==== Input records ====
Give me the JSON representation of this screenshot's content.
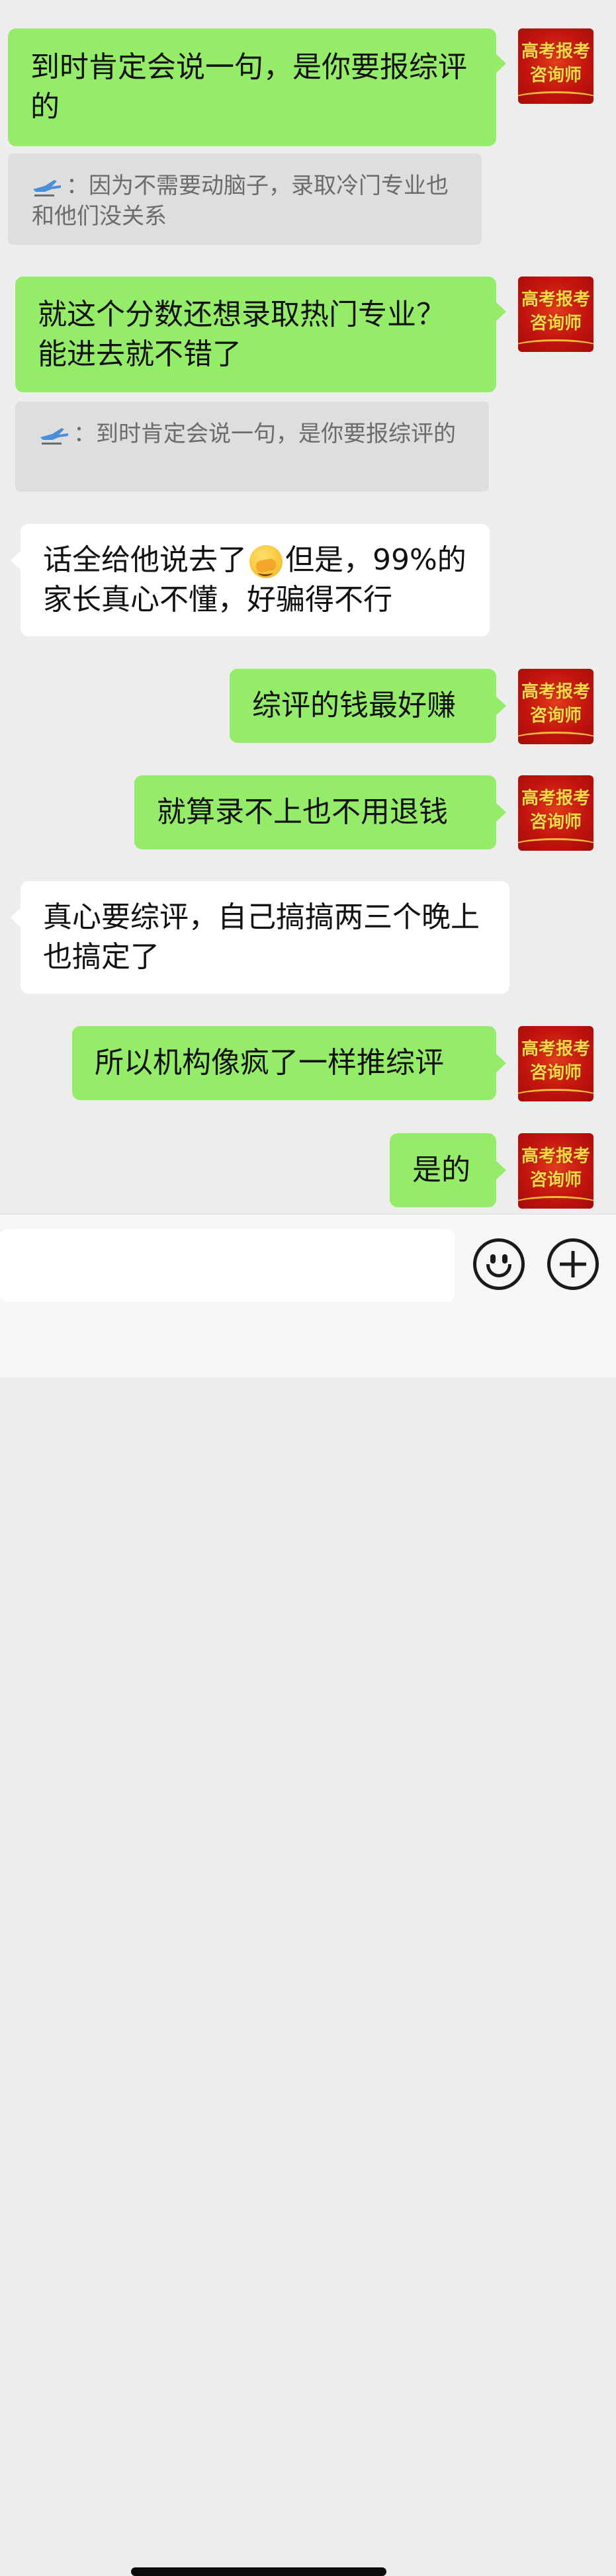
{
  "avatar": {
    "line1": "高考报考",
    "line2": "咨询师"
  },
  "messages": [
    {
      "side": "out",
      "text": "到时肯定会说一句，是你要报综评的"
    },
    {
      "side": "quote",
      "sender_icon": "plane-icon",
      "text": "：因为不需要动脑子，录取冷门专业也和他们没关系"
    },
    {
      "side": "out",
      "text": "就这个分数还想录取热门专业？能进去就不错了"
    },
    {
      "side": "quote",
      "sender_icon": "plane-icon",
      "text": "：到时肯定会说一句，是你要报综评的"
    },
    {
      "side": "in",
      "text_before_emoji": "话全给他说去了",
      "emoji": "face-with-hand-over-mouth",
      "text_after_emoji": "但是，99%的家长真心不懂，好骗得不行"
    },
    {
      "side": "out",
      "text": "综评的钱最好赚"
    },
    {
      "side": "out",
      "text": "就算录不上也不用退钱"
    },
    {
      "side": "in",
      "text": "真心要综评，自己搞搞两三个晚上也搞定了"
    },
    {
      "side": "out",
      "text": "所以机构像疯了一样推综评"
    },
    {
      "side": "out",
      "text": "是的"
    }
  ],
  "input_bar": {
    "value": "",
    "emoji_button": "smiley-icon",
    "more_button": "plus-icon"
  },
  "colors": {
    "background": "#ededed",
    "outgoing_bubble": "#95ec69",
    "incoming_bubble": "#ffffff",
    "quote_bubble": "#dedede"
  }
}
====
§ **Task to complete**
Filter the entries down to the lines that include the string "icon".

§ **Reply**
      "sender_icon": "plane-icon",
      "sender_icon": "plane-icon",
    "emoji_button": "smiley-icon",
    "more_button": "plus-icon"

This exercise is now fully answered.